(Element data from apps and pages)
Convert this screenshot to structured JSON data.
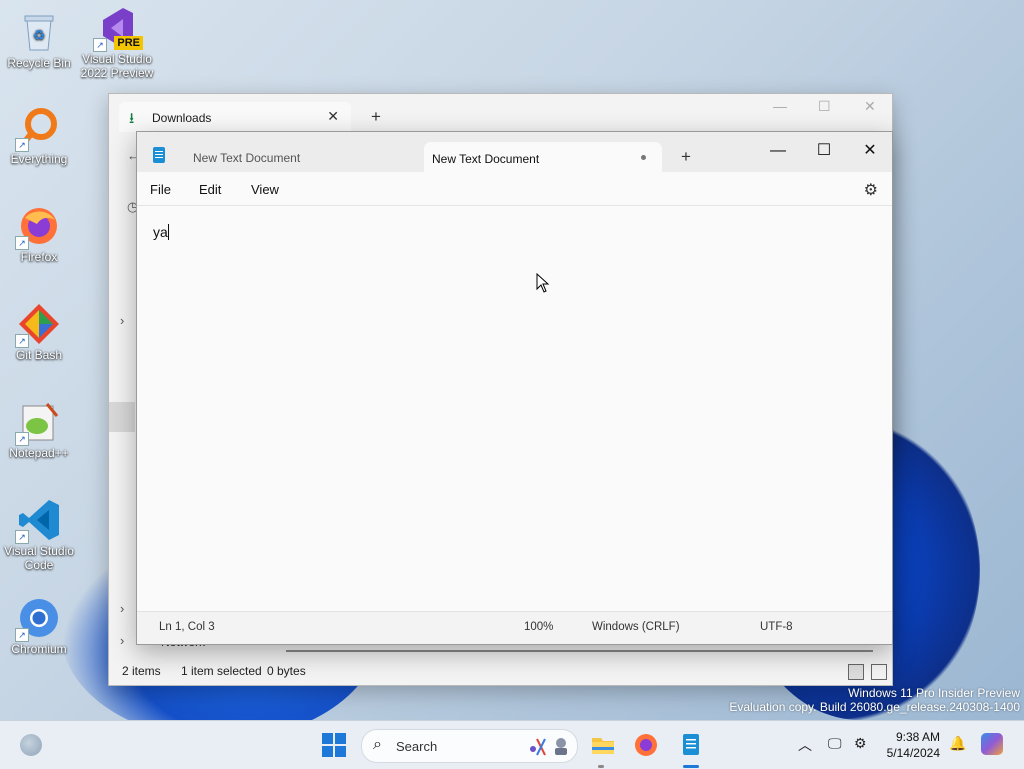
{
  "desktop": {
    "icons": [
      {
        "label": "Recycle Bin"
      },
      {
        "label": "Visual Studio 2022 Preview",
        "badge": "PRE"
      },
      {
        "label": "Everything"
      },
      {
        "label": "Firefox"
      },
      {
        "label": "Git Bash"
      },
      {
        "label": "Notepad++"
      },
      {
        "label": "Visual Studio Code"
      },
      {
        "label": "Chromium"
      }
    ]
  },
  "explorer": {
    "tab_title": "Downloads",
    "status": {
      "items": "2 items",
      "selected": "1 item selected",
      "size": "0 bytes"
    },
    "nav_label": "Network"
  },
  "notepad": {
    "tabs": [
      {
        "label": "New Text Document"
      },
      {
        "label": "New Text Document",
        "modified": true
      }
    ],
    "menu": [
      "File",
      "Edit",
      "View"
    ],
    "content": "ya",
    "status": {
      "position": "Ln 1, Col 3",
      "zoom": "100%",
      "line_ending": "Windows (CRLF)",
      "encoding": "UTF-8"
    }
  },
  "taskbar": {
    "search_placeholder": "Search",
    "time": "9:38 AM",
    "date": "5/14/2024"
  },
  "watermark": {
    "line1": "Windows 11 Pro Insider Preview",
    "line2": "Evaluation copy. Build 26080.ge_release.240308-1400"
  },
  "colors": {
    "accent": "#1e78d7",
    "wallpaper_bloom": "#0b3cb0"
  }
}
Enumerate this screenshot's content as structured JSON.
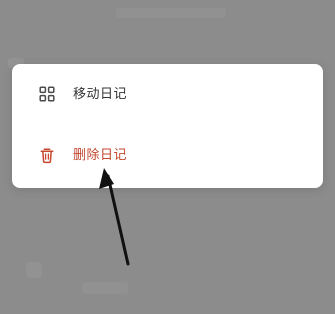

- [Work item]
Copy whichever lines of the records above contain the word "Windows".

- [Response]
      "line_ending": "Windows (CRLF)",
    "line1": "Windows 11 Pro Insider Preview",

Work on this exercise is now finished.